Photographers: Helmut Newton, Brigitte Lacombe, Terry O'Neill, Carl Van Vechten, Patric Shaw, Matt Edge, Jason Rodgers
Writers: Amy Fine Collins, Daniel Mendelsohn, Brendan Lemon, M.G. Lord
Videos: Alan Cumming, Jonathan Groff, Courtney Love, Lt. Gov. Gavin Newsom & Carol Shorenstein Hays and the creative team from Fun Home, Aaron De La Cruz, and Tony Bennett & Judy Garland
Artists: Aaron De La Cruz, Robert Risko, Casey Waits
HEAD OVER HEELS is a brand new musical posh/punk mash-up created by the award-winning visionaries that rocked Broadway with HEDWIG AND THE ANGRY INCH, NEXT TO NORMAL, AMERICAN IDIOT, SPRING AWAKENING and AVENUE Q.
Scoop is back with the latest on The Go-Go's, top secret parties, and the San Francisco premier of HEAD OVER HEELS.
Scoop Verbena is officially coastal ambiguous! Watch out SF, the Big Apple's most cheeky gossip columnist is hitting The Best Coast. Curran first, of course. Scoop's first, well -- scoop has us all pondering who the new Herb Caen is.
Taylor Mac and his Dandy minions, radical faeries, Pacific Heights dads (...and more!) take to the streets of SF to celebrate our history and communities.
The '80s Valentine's Bash with the incredible Daybreaker community made for a great way to kick off Valentine's Day and to celebrate HEAD OVER HEELS! Keep that '80s party going and grab your tickets to see HEAD OVER HEELS today!
ECLIPSED playwright and The Walking Dead star Danai Gurira talks to the Curran's editor-in-chief, Kevin Sessums, about Shakespeare, Zimbabwe and that place where her artistic juice resides.
Liam Idilio, a senior at Ruth Asawa School of the Arts, shares his experience at A Curran Occasion celebrating BRIGHT STAR.
Carole Shorenstein Hays talks to THE CURRAN[T]’s Gracie Hays about FUN HOME, ECLIPSED, and the Curran’s exciting next act - which is also her own.
San Francisco novelist Glen David Gold demonstrates how a storyteller can build a world from a newspaper clipping.
Based in the Mission District, Youth Speaks has been championing the Bay Area’s young writers for more than twenty years.
The arts have a long history of calling out the machinations of government.
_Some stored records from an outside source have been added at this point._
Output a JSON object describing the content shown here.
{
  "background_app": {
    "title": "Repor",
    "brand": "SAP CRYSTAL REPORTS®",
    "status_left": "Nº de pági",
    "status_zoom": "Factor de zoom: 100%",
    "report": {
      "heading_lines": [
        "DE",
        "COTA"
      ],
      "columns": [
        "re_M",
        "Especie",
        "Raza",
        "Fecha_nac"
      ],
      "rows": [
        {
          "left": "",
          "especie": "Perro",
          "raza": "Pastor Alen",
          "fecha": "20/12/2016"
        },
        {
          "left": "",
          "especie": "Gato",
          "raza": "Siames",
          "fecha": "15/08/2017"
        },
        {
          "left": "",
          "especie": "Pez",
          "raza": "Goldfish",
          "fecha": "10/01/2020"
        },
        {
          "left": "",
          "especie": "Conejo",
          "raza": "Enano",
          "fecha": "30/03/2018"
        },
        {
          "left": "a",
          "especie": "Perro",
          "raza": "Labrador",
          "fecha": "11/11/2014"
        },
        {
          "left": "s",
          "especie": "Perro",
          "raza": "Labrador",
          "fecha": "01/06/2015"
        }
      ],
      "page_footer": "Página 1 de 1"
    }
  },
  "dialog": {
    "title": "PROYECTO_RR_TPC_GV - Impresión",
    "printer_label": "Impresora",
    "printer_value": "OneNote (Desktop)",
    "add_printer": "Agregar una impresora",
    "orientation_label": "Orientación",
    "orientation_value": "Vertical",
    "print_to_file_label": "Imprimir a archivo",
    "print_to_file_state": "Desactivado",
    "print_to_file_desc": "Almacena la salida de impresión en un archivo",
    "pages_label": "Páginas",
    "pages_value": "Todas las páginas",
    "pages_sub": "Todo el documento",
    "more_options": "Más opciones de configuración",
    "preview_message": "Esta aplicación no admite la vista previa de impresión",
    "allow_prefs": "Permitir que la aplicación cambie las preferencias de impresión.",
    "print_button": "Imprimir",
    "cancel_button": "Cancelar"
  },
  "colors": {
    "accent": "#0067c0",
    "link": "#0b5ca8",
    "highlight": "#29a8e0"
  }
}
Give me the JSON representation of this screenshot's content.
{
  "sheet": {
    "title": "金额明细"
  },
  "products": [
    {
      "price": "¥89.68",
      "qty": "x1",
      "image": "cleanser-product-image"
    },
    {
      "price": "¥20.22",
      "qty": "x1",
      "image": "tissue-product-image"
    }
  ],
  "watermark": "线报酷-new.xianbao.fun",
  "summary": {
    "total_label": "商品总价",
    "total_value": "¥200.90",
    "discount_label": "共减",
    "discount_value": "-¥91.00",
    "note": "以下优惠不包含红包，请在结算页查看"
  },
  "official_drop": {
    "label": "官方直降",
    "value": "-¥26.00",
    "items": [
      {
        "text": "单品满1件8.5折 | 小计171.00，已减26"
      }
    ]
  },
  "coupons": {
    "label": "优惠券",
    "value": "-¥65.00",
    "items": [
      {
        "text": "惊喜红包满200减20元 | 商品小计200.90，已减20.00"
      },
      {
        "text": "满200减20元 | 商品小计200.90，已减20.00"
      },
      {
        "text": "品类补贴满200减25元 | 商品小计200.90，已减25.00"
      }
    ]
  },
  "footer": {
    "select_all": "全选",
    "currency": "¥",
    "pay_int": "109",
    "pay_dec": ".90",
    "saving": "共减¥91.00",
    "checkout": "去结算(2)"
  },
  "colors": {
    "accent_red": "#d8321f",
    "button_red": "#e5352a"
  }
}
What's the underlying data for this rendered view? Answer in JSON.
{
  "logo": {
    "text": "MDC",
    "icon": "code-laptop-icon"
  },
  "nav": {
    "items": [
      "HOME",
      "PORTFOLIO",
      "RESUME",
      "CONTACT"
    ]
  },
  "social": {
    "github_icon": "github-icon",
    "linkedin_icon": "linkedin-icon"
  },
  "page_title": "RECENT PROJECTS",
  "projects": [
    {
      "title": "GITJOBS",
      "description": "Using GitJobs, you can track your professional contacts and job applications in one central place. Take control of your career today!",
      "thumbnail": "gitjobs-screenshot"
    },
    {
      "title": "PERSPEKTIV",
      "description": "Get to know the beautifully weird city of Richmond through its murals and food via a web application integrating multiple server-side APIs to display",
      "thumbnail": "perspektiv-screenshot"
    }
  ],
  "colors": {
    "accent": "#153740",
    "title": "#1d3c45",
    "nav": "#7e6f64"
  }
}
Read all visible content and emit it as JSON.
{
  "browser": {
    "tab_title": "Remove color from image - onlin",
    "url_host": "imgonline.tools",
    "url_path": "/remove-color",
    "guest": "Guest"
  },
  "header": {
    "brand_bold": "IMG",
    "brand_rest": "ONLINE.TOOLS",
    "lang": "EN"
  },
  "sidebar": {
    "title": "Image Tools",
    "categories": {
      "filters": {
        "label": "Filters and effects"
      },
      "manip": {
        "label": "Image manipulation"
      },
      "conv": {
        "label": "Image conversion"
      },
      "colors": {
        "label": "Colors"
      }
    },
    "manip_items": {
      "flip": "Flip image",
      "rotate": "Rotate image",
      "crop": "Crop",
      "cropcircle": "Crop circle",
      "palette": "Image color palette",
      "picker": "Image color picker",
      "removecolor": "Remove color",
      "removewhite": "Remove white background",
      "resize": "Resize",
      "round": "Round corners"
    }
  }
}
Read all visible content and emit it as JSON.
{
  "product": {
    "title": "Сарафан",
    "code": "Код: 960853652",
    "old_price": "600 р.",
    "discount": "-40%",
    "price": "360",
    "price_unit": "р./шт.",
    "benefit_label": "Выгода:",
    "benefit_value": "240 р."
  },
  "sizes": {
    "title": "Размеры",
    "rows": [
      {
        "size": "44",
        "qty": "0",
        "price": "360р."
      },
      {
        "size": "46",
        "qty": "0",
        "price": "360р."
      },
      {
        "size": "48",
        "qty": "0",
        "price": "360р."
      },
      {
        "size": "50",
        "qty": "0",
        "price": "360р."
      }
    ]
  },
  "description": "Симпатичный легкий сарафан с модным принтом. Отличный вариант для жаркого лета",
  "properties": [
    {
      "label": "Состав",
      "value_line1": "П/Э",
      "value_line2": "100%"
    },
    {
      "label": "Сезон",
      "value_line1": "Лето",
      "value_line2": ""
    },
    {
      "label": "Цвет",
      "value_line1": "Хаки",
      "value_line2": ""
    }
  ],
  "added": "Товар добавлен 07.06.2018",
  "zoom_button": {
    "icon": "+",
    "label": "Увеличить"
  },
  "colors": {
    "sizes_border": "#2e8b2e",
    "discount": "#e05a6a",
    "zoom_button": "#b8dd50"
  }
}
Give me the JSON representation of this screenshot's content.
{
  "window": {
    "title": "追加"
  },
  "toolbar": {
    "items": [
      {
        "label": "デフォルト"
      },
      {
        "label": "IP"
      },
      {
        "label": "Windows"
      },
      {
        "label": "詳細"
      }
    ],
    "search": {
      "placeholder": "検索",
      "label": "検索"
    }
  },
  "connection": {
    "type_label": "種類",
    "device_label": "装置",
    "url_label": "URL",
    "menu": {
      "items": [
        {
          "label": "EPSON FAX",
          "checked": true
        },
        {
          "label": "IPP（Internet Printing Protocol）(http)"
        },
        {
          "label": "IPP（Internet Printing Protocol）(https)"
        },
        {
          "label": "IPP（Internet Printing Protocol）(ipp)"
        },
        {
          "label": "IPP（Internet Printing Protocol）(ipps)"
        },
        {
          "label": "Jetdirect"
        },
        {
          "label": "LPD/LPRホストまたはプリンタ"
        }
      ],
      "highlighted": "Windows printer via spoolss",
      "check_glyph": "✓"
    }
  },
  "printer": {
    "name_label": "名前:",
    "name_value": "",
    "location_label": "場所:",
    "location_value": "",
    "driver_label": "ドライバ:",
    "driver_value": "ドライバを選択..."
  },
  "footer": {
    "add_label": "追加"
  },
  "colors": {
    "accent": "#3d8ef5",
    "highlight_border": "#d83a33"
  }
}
Edward Snowden’s tale suggests the importance of staging these kinds of works.